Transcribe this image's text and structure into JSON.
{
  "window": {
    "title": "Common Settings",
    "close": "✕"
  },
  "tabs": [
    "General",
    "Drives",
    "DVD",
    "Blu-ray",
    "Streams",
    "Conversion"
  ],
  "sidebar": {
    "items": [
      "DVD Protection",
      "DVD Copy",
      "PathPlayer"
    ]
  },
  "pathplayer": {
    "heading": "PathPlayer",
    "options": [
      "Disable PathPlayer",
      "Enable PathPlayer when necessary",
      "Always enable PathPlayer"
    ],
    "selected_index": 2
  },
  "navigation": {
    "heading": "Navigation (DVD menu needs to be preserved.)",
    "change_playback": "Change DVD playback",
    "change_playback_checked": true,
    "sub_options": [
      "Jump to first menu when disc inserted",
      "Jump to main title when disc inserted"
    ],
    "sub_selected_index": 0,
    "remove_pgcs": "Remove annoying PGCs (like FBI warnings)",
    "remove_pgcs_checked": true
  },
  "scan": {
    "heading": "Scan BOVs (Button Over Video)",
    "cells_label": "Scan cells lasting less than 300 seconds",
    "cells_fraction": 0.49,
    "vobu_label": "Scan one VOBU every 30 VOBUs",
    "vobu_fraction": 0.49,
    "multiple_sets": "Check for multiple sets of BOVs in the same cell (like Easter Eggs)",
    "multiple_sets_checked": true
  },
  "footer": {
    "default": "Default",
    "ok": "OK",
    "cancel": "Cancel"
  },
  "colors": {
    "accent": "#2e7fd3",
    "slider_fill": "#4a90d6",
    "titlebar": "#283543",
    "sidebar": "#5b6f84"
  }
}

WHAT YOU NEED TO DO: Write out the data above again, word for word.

PROBLEM SOLUTION:
Transcribe this image's text and structure into JSON.
{
  "window": {
    "title": "Common Settings",
    "close": "✕"
  },
  "tabs": [
    "General",
    "Drives",
    "DVD",
    "Blu-ray",
    "Streams",
    "Conversion"
  ],
  "sidebar": {
    "items": [
      "DVD Protection",
      "DVD Copy",
      "PathPlayer"
    ]
  },
  "pathplayer": {
    "heading": "PathPlayer",
    "options": [
      "Disable PathPlayer",
      "Enable PathPlayer when necessary",
      "Always enable PathPlayer"
    ],
    "selected_index": 2
  },
  "navigation": {
    "heading": "Navigation (DVD menu needs to be preserved.)",
    "change_playback": "Change DVD playback",
    "change_playback_checked": true,
    "sub_options": [
      "Jump to first menu when disc inserted",
      "Jump to main title when disc inserted"
    ],
    "sub_selected_index": 0,
    "remove_pgcs": "Remove annoying PGCs (like FBI warnings)",
    "remove_pgcs_checked": true
  },
  "scan": {
    "heading": "Scan BOVs (Button Over Video)",
    "cells_label": "Scan cells lasting less than 300 seconds",
    "cells_fraction": 0.49,
    "vobu_label": "Scan one VOBU every 30 VOBUs",
    "vobu_fraction": 0.49,
    "multiple_sets": "Check for multiple sets of BOVs in the same cell (like Easter Eggs)",
    "multiple_sets_checked": true
  },
  "footer": {
    "default": "Default",
    "ok": "OK",
    "cancel": "Cancel"
  },
  "colors": {
    "accent": "#2e7fd3",
    "slider_fill": "#4a90d6",
    "titlebar": "#283543",
    "sidebar": "#5b6f84"
  }
}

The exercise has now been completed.